“Good afternoon, everyone,” she began, looking directly out into the audience. “The FBI realizes the value of public assistance in tracking down fugitives. Since the establishment of the Federal Bureau of Investigation’s Ten Most Wanted List over fifty years ago, we are approaching five hundred fugitives listed. Almost a quarter of those individuals have subsequently been apprehended as a direct result of citizen cooperation.”
Cassie scribbled on her notepad as the director continued. “The criteria for selection are fairly straightforward. First, the individual must have a lengthy record of committing serious crimes and/or be considered a particularly dangerous menace to society due to current criminal charges.

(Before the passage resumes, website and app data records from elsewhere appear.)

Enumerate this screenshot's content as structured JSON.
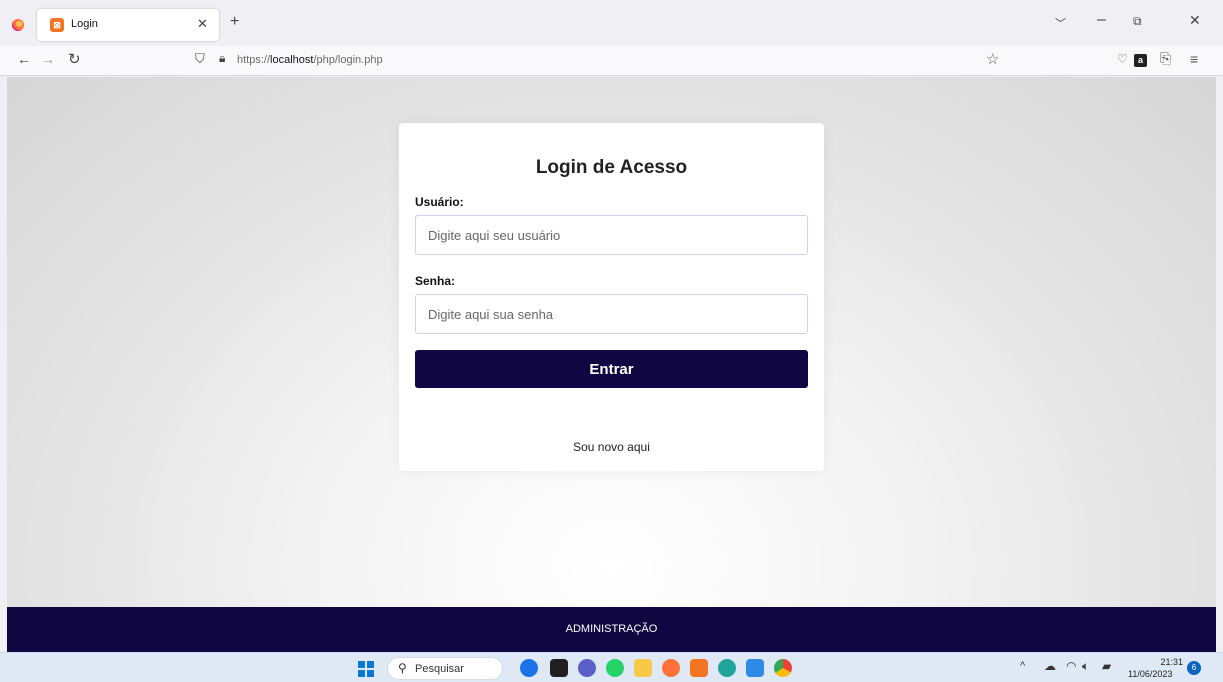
{
  "browser": {
    "tab": {
      "title": "Login",
      "favicon": "xampp-icon"
    },
    "url": {
      "prefix": "https://",
      "host": "localhost",
      "path": "/php/login.php"
    }
  },
  "page": {
    "title": "Login de Acesso",
    "username": {
      "label": "Usuário:",
      "placeholder": "Digite aqui seu usuário"
    },
    "password": {
      "label": "Senha:",
      "placeholder": "Digite aqui sua senha"
    },
    "submit_label": "Entrar",
    "signup_link": "Sou novo aqui",
    "footer": "ADMINISTRAÇÃO",
    "colors": {
      "primary": "#100641"
    }
  },
  "taskbar": {
    "search_placeholder": "Pesquisar",
    "apps": [
      "bing-chat-icon",
      "files-icon",
      "teams-icon",
      "whatsapp-icon",
      "file-explorer-icon",
      "firefox-icon",
      "xampp-icon",
      "edge-icon",
      "store-icon",
      "chrome-icon"
    ],
    "clock": {
      "time": "21:31",
      "date": "11/06/2023"
    },
    "notifications": "6"
  }
}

Second, the FBI must believe that the nationwide publicity can be of assistance in apprehending the fugitive.”
Lynch stopped to reach beneath the podium for the glass of water waiting there. As the director lifted the glass to her mouth, Cassie, sitting in the front row, noticed that Lynch’s hand was quivering.
She can’t possibly be anxious about this, can she?
Pamela Lynch was known to have nerves of steel. Cassie had watched her many times as she faced tough questioning about terrorism and unflinchingly defended attacks on FBI conduct. Why would Pamela Lynch be unnerved by a fairly routine news conference on domestic wrongdoing?
“We have no picture of the individual that we are looking for. When we get one, if he isn’t apprehended first, I can assure you he will be elevated to the Ten Most Wanted List. As you know, no individual is placed on the Ten Most Wanted List without a picture.”
I didn’t know that
, thought Cassie.